Expeditionary Dahlgren made three important changes from the Sly Fox model to adapt to the COVID conditions. Collectively these changes allow the interns to work on real navy software and make important improvements, instead of limiting their internship to a mere academic exercise. First, the interns receive approval from management and cyber experts to work in the public domain. Second, interns would use remote software development practices of high interest to the future of the Navy. Third, a Navy software project was approved for release into the public domain. In this way, the interns would be using the latest software practices on an open-source software project that can be brought back into the classified lab and developed for the specific system needs. These efforts successfully created something with direct applicability to real-world Naval needs.
“We were able to work out the best mix of several objectives academically and programmatically. The ability to ring so many bells at once came out of this new approach, building off the programs that Human Resources Manager for Student Programs Michelle Stuczynski has been stewarding for so long,” explained Dillon.
Currently, the interns are still working virtually from as far away as South Carolina.
“Possibly the best thing we did was extending the internships over the school year,” Dillon shared.
Though the interns are still focusing on their education, working on Dahlgren efforts allows them to gain experience alongside their education. Additionally, the interns are now excelling by successfully applying their work techniques to their schoolwork. Dillon continues to meet virtually with the interns once a week and to find ways to tie their work into projects on base.
“These kids did phenomenal work,” Dillon praised, “They are all very bright and I give them full credit for the success of this program.”
Currently, the two schools involved with Expeditionary Dahlgren are Virginia Tech (VT) and Rappahannock Community College (RCC). However, once COVID-19 is over, there are plans to extend these project-based approaches into more colleges, high schools and middle schools.
“We want to bring the best minds into the Navy and to do that we have to help develop them. By reaching back so far into the educational stream, we can get as much as six to 10 years of contact with these interns before they become full time government employees,” shared Dillon.
It takes many people to forge an effective team. In addition to academic partners, Dillon recognized the strong support provided by the NSWC Line Management, Academic Engagement and Human Resource teams.
“I have never met a good idea I didn’t like, and I will happily fold anything into the Expeditionary Dahlgren concept if I think it will work. I have no doubts that the STEM group will have loads of useful and creative ideas in the near future. I will continue to work with anyone who can help improve education,” said Dillon of the future efforts with Expeditionary Dahlgren.

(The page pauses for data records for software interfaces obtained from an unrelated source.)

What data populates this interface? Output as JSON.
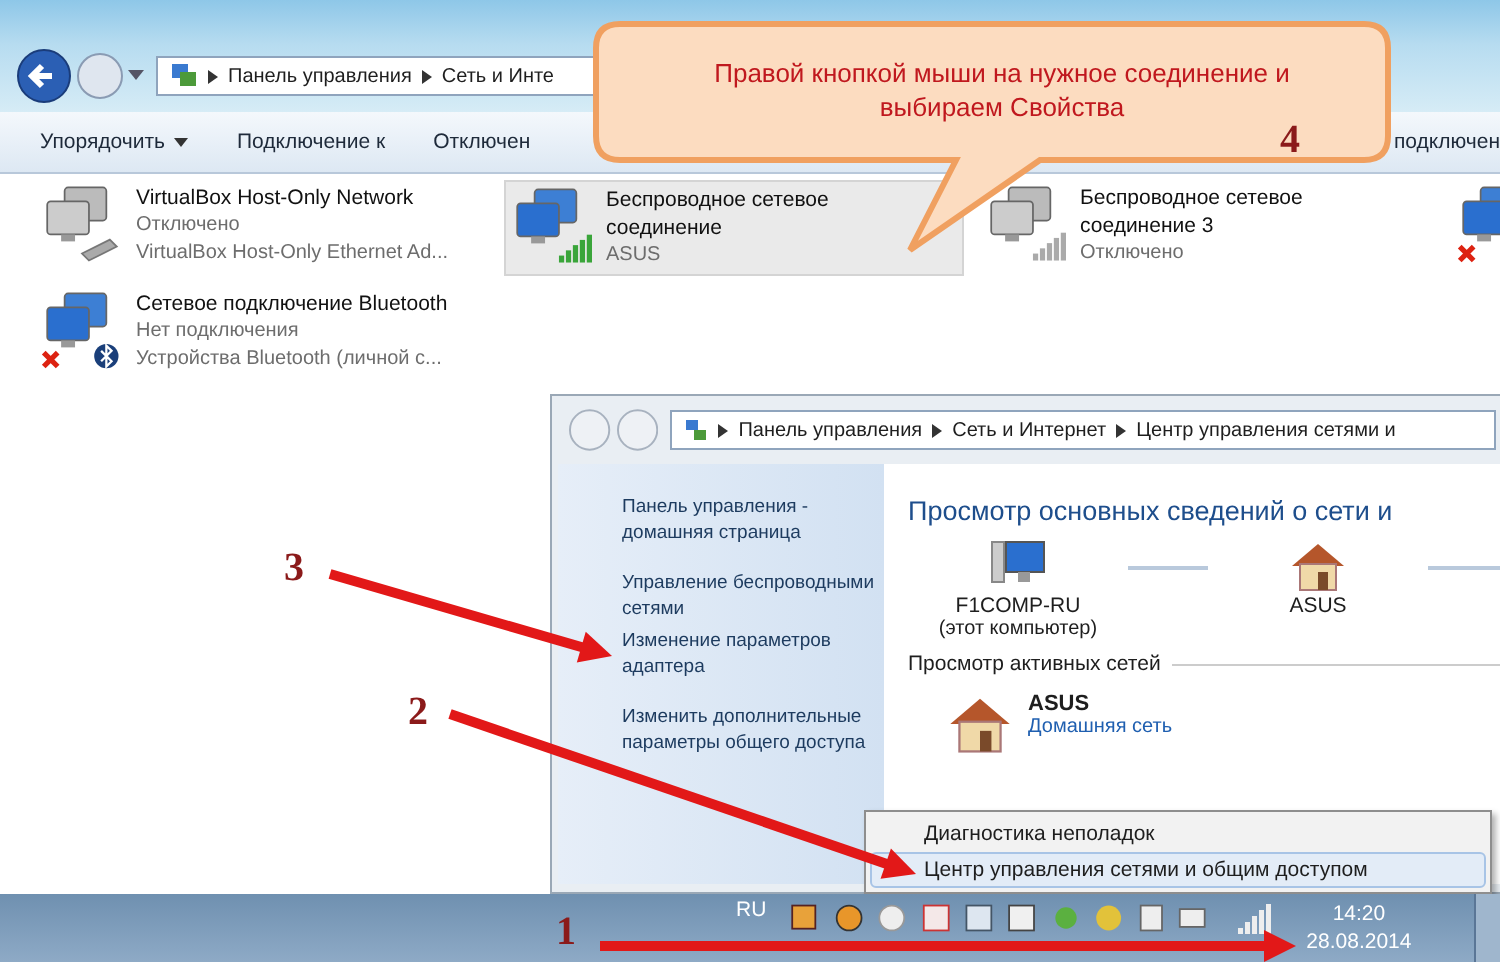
{
  "explorer": {
    "breadcrumb": [
      "Панель управления",
      "Сеть и Инте"
    ],
    "toolbar": [
      {
        "label": "Упорядочить",
        "dropdown": true
      },
      {
        "label": "Подключение к",
        "dropdown": false
      },
      {
        "label": "Отключен",
        "dropdown": false
      },
      {
        "label": "подключен",
        "dropdown": false
      }
    ],
    "adapters": [
      {
        "kind": "ethernet",
        "disabled": true,
        "disconnected": false,
        "selected": false,
        "name": "VirtualBox Host-Only Network",
        "status": "Отключено",
        "device": "VirtualBox Host-Only Ethernet Ad..."
      },
      {
        "kind": "wireless",
        "disabled": false,
        "disconnected": false,
        "selected": true,
        "name": "Беспроводное сетевое соединение",
        "status": "ASUS"
      },
      {
        "kind": "wireless",
        "disabled": true,
        "disconnected": false,
        "selected": false,
        "name": "Беспроводное сетевое соединение 3",
        "status": "Отключено"
      },
      {
        "kind": "ethernet",
        "disabled": false,
        "disconnected": true,
        "selected": false
      },
      {
        "kind": "bluetooth",
        "disabled": false,
        "disconnected": true,
        "selected": false,
        "name": "Сетевое подключение Bluetooth",
        "status": "Нет подключения",
        "device": "Устройства Bluetooth (личной с..."
      }
    ]
  },
  "callout": {
    "text": "Правой кнопкой мыши на нужное соединение и выбираем Свойства"
  },
  "network_center": {
    "breadcrumb": [
      "Панель управления",
      "Сеть и Интернет",
      "Центр управления сетями и"
    ],
    "side_links": [
      "Панель управления - домашняя страница",
      "Управление беспроводными сетями",
      "Изменение параметров адаптера",
      "Изменить дополнительные параметры общего доступа"
    ],
    "heading": "Просмотр основных сведений о сети и",
    "map": [
      {
        "kind": "computer",
        "label": "F1COMP-RU",
        "sublabel": "(этот компьютер)"
      },
      {
        "kind": "house",
        "label": "ASUS"
      }
    ],
    "active_title": "Просмотр активных сетей",
    "active_network": {
      "name": "ASUS",
      "type": "Домашняя сеть"
    }
  },
  "context_menu": [
    {
      "label": "Диагностика неполадок",
      "selected": false
    },
    {
      "label": "Центр управления сетями и общим доступом",
      "selected": true
    }
  ],
  "taskbar": {
    "language": "RU",
    "time": "14:20",
    "date": "28.08.2014"
  },
  "annotations": [
    {
      "label": "1"
    },
    {
      "label": "2"
    },
    {
      "label": "3"
    },
    {
      "label": "4"
    }
  ]
}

The primary goal of Expeditionary Dahlgren is to increase the outreach in a project-based way and to prepare these interns for future work at Dahlgren. The program has proved successful in making the NSWCDD internship programs stronger than before and more sustainable, given the virtual environment. “In the end, we are getting more robust outcomes and he have hopes to reinforce and extend the program in follow-on years,” stated Dillon.